Sushi Mushi is a multiplayer puzzle game where the object is to match sushi
rolls. Each round opens with a screen full of sushi rolls that come in a variety
of colors and shapes. You make matches by dragging your finger from along an
adjacent string of sushi rolls of the same color or the same shape. When you
make a match, the matching rolls are eliminated and the rolls above drop down to
occupy their spaces Bejeweled style, but unlike Bejeweled there aren't any
automatic cascading matches in Sushi Mushi. You play until the timer expires, at
which point your points for the round are tallied. A match consists of three
rounds, with the player who has amassed the highest point total at the end
declared the winner.
In addition to the basic matches, there are two special match types in the
game. The first is the 'feed roll', which is created by a match that of a single
color that encompasses all four of the shapes in the game. After the round, feed
rolls are eaten by your monster avatar for bonus points. The second special
match is the 'rob roll', which is created by matching four rolls of the same
shape but of different colors. At the end of the round, rob rolls cause your
monster avatar to eat your opponent's sushi rolls, effectively allowing you to
steal points from your opponent.
You can play the game against friends or random opponents, and the play is
completely asynchronous. From the game's lobby screen you can see a list of your
current games, and which are awaiting you to play a round and which are waiting
on your opponents. You have a limited time to play your active rounds before the
game decides to forfeit the match for you and add a loss to your record. I'm not
really sure what that timeout period is, but if I didn't check in on the game
several times a day I found myself forfeiting most of my random opponent
While Sushi Mushi itself is a free game, it does have in-app purchases.
Before each round you can spend coins for power-ups that will be active for that
round. Some are of a minor benefit, such as the one that will highlight feed
roll matches for you. One, however, is a huge boost to your potential score
because it extends the timer for the round. If one player has the timer power-up
active and the other doesn't, the player using the power-up is at a big
advantage. While you can earn coins through play, the game doles them out at
such a slow rate that they will only be occasionally available to you unless you
spend money to buy more. So in Sushi Mushi, players willing to spend money for
in-app purchases are at a decided advantage over those who don't.
Putting that imbalance aside, there's an even more fundamental issue with
Sushi Mushi, namely if the two players are alternating turns and playing
independently of each other then is the game really a multiplayer game? The game
is enjoyable enough that it would be recommendable as a single player puzzle
game, but instead it feels like you're forced into playing it against another
player more to motivate you to buy coins to get a leg-up on your opponent than
to make the game a truly competitive experience.
I like Sushi Mushi's playful art style and it's take on match-3 gameplay is
fun, but this is really a single player puzzle game forced into a multiplayer
mold.
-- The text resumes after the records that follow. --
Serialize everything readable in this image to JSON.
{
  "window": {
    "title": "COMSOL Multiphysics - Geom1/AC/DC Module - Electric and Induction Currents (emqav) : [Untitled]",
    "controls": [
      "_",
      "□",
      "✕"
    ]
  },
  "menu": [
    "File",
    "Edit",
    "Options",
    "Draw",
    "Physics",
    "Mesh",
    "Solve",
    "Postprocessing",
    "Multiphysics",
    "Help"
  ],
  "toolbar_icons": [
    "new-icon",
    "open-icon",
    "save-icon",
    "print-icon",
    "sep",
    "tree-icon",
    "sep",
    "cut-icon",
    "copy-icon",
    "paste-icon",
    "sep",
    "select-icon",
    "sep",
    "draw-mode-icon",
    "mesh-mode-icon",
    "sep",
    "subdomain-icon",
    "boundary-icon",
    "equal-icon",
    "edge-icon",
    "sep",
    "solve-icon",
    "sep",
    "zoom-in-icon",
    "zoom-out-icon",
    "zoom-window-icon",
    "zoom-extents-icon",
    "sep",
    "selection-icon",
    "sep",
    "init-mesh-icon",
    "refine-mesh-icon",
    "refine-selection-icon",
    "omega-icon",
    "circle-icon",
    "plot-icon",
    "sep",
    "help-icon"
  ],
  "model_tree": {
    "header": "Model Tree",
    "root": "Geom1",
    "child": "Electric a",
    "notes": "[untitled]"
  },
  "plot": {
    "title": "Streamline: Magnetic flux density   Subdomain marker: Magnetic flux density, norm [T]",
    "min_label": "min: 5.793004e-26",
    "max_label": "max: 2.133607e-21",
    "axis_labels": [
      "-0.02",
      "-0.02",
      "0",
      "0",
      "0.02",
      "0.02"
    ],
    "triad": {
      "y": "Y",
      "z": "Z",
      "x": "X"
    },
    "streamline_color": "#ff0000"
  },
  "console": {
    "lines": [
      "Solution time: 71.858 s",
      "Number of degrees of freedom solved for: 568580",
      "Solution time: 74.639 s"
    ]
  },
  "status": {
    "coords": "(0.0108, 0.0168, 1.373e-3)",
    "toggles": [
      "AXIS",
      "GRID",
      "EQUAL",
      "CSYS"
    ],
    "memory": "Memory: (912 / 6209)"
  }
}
As a single player game I'd call it recommendable, but as a multiplayer
game not so much so.
Final Rating: 68%